You have to wonder if the people who ask strangers for cash are completely on the level. I personally witnessed the nightly pick-up of a panhandling team who were regulars in front of an Albertson's supermarket. A black SUV with heavily tinted windows pulled up at 11:00 p.m., just as the store was closing. The panhandlers collected their blankets, buckets and signs, piled into the vehicle, and off they went.
Has the Supreme Court created a safe haven for rackets?
Laws against vagrancy and loitering once were common, but in 1972, in the case of Papachristou v. City of Jacksonville, the Supreme Court struck down this Florida ordinance:
"Rogues and vagabonds, or dissolute persons who go about begging, common gamblers, persons who use juggling or unlawful games or plays, common drunkards, common night walkers, thieves, pilferers or pickpockets, traders in stolen property, lewd, wanton and lascivious persons, keepers of gambling places, common railers and brawlers, persons wandering or strolling around from place to place without any lawful purpose or object, habitual loafers, disorderly persons, persons neglecting all lawful business and habitually spending their time by frequenting houses of ill fame, gaming houses, or places where alcoholic beverages are sold or served, persons able to work but habitually living upon the earnings of their wives or minor children shall be deemed vagrants and, upon conviction in the Municipal Court shall be punished as provided for Class D offenses [90 days imprisonment, a $500 fine, or both]."

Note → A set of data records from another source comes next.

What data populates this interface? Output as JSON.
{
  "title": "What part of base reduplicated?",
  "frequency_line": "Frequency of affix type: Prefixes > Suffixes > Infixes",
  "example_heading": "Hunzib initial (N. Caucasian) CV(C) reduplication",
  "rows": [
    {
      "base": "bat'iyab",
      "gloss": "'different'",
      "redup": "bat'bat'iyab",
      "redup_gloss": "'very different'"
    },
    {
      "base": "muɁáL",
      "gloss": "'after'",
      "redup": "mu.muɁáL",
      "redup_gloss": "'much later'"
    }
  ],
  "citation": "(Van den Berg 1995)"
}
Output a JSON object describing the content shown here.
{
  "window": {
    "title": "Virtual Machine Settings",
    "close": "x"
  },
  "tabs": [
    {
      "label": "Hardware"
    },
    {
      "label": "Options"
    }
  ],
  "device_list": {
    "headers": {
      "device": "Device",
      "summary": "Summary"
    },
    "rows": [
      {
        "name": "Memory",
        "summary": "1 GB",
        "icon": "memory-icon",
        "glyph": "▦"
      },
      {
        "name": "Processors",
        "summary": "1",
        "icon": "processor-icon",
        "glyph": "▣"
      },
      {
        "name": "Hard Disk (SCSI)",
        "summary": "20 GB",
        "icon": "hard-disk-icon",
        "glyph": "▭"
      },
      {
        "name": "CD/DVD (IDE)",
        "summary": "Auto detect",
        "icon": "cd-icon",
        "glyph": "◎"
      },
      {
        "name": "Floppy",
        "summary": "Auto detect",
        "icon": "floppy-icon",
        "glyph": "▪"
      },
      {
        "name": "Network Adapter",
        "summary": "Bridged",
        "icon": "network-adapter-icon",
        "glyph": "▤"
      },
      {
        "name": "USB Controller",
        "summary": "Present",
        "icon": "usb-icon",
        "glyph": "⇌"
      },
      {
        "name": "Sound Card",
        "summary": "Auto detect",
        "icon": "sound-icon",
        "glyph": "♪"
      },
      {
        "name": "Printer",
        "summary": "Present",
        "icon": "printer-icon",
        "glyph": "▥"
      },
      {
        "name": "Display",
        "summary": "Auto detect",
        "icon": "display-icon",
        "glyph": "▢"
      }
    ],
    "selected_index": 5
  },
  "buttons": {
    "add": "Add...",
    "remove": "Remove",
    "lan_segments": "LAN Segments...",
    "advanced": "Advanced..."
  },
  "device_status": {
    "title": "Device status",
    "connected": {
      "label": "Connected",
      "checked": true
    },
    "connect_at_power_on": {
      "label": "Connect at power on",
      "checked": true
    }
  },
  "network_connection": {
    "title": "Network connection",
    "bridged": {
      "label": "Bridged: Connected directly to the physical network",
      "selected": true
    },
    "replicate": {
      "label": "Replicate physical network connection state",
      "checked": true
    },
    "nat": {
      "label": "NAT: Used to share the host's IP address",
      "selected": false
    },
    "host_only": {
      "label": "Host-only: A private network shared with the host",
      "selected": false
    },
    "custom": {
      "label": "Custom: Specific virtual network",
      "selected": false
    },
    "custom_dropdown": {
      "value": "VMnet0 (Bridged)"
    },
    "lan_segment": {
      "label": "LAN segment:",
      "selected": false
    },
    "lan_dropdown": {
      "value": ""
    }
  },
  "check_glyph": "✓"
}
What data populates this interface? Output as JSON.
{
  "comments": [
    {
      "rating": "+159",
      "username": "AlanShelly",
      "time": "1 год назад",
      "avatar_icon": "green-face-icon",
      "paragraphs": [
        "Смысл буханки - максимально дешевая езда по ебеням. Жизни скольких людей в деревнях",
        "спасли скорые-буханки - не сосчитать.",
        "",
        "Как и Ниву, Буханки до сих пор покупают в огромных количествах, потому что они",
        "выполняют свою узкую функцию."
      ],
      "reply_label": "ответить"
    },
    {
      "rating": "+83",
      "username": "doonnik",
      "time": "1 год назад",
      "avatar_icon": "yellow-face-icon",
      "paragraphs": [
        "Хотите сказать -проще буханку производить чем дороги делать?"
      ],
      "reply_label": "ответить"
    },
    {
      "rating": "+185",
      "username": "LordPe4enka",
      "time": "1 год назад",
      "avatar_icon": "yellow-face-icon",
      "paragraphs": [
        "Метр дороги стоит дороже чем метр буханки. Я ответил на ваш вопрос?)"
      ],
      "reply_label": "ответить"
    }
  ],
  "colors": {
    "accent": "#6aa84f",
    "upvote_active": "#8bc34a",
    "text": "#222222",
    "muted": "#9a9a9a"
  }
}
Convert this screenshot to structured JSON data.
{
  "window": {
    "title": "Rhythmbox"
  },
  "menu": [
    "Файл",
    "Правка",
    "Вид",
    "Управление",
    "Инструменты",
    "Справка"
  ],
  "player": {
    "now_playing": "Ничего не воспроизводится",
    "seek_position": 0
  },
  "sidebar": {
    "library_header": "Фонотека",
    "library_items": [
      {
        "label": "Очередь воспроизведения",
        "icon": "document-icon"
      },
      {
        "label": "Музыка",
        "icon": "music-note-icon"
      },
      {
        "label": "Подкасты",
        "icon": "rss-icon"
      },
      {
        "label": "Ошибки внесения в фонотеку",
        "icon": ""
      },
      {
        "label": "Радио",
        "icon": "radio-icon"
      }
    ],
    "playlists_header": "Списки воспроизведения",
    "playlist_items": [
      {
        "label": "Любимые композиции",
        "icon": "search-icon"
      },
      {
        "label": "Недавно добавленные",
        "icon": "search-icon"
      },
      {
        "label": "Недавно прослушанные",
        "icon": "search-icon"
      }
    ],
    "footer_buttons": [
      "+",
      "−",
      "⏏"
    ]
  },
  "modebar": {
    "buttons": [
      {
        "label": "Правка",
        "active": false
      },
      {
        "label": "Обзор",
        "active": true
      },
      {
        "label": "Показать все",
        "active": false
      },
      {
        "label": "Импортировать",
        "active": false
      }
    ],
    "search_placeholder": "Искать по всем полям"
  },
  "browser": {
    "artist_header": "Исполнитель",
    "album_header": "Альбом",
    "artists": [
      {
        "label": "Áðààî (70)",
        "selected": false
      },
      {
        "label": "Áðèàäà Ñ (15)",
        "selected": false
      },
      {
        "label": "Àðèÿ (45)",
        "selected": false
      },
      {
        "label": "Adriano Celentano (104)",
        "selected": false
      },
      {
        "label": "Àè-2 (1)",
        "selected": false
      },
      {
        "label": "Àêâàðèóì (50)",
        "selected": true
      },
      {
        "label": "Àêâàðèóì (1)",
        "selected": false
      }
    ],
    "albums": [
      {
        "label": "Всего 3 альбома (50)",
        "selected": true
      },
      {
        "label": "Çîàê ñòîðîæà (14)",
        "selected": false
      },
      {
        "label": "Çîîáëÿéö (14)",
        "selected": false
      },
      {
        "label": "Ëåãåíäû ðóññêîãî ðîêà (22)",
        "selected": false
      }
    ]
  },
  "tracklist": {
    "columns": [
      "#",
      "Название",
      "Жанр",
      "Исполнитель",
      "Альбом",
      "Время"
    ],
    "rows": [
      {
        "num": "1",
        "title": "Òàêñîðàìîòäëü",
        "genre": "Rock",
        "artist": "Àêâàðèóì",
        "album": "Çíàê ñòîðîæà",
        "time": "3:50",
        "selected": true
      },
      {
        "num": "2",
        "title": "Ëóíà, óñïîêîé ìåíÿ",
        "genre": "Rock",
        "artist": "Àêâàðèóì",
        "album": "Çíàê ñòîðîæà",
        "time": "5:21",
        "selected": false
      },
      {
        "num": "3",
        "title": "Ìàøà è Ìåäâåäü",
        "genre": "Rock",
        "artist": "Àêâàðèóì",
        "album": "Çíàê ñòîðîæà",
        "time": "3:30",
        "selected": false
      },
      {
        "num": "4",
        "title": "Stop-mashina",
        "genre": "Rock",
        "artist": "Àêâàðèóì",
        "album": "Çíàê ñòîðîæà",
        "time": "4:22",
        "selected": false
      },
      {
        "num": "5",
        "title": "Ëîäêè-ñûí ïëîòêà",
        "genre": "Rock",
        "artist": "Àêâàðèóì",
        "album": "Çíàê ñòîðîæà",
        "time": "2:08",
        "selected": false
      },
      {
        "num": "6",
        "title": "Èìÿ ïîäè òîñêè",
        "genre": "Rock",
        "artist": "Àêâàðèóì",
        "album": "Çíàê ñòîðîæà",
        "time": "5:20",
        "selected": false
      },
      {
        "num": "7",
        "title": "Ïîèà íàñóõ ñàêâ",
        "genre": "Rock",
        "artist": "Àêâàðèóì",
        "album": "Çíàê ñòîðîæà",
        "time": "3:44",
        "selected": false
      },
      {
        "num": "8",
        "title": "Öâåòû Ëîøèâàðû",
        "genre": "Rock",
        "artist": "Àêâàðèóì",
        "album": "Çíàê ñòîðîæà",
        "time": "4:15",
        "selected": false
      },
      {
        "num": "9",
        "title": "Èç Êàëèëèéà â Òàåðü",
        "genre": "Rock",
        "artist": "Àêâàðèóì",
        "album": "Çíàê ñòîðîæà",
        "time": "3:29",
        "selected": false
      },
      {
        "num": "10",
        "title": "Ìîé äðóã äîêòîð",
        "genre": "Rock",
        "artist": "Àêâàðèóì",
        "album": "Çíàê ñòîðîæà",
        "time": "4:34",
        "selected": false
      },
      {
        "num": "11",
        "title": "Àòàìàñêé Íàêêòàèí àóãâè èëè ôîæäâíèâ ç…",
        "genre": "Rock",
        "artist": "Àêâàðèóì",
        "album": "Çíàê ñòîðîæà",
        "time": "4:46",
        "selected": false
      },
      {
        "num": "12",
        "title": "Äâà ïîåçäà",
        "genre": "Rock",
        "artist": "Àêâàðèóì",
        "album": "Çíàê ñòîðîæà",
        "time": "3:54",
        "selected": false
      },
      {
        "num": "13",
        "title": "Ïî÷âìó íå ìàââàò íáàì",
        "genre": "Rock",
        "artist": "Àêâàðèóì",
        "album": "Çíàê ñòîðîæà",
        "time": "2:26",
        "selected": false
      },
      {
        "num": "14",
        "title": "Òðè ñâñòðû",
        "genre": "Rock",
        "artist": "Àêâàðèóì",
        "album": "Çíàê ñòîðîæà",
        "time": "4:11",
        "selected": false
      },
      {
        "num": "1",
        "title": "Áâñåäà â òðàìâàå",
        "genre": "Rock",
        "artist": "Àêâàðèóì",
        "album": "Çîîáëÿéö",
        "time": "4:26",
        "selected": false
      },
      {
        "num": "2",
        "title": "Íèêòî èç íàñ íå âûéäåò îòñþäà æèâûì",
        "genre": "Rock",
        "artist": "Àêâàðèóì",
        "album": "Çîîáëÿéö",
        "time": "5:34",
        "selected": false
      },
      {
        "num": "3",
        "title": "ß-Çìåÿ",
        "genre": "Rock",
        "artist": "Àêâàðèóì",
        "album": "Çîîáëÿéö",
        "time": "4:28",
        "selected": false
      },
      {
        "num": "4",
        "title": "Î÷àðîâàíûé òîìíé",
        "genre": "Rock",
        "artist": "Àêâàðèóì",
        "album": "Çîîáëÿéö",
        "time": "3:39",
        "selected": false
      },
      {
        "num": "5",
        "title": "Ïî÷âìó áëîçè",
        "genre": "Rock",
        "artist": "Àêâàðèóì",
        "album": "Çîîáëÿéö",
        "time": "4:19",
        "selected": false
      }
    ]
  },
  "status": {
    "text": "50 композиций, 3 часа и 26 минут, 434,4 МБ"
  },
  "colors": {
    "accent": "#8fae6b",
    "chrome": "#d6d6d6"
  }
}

The law encouraged "erratic arrests," the justices said, and placed "almost unfettered discretion in the hands of the police."
That was pretty much the end of vagrancy laws in America.
In the early 1980s, a rise in visible homelessness was blamed on the Reagan administration's cuts to the budget of the Department of Housing and Urban Development. Nobody thought much about the Supreme Court's decision to stop local police from arresting people for vagrancy.
Of course, nobody wants anybody arrested for being poor, or for being quirky. But if police can't use their discretion to arrest people who are up to no good, there's nothing to stop criminals and con artists from making our public spaces their work sites. The poor and quirky will be their first victims.
Former candidate for Congress Susan Shelley is the author of "How the First Amendment Came to Protect Topless Dancing," a history of Supreme Court decisions that took powers from state and local governments and gave them to the federal courts. Follow her on Twitter @Susan_Shelley and on Facebook.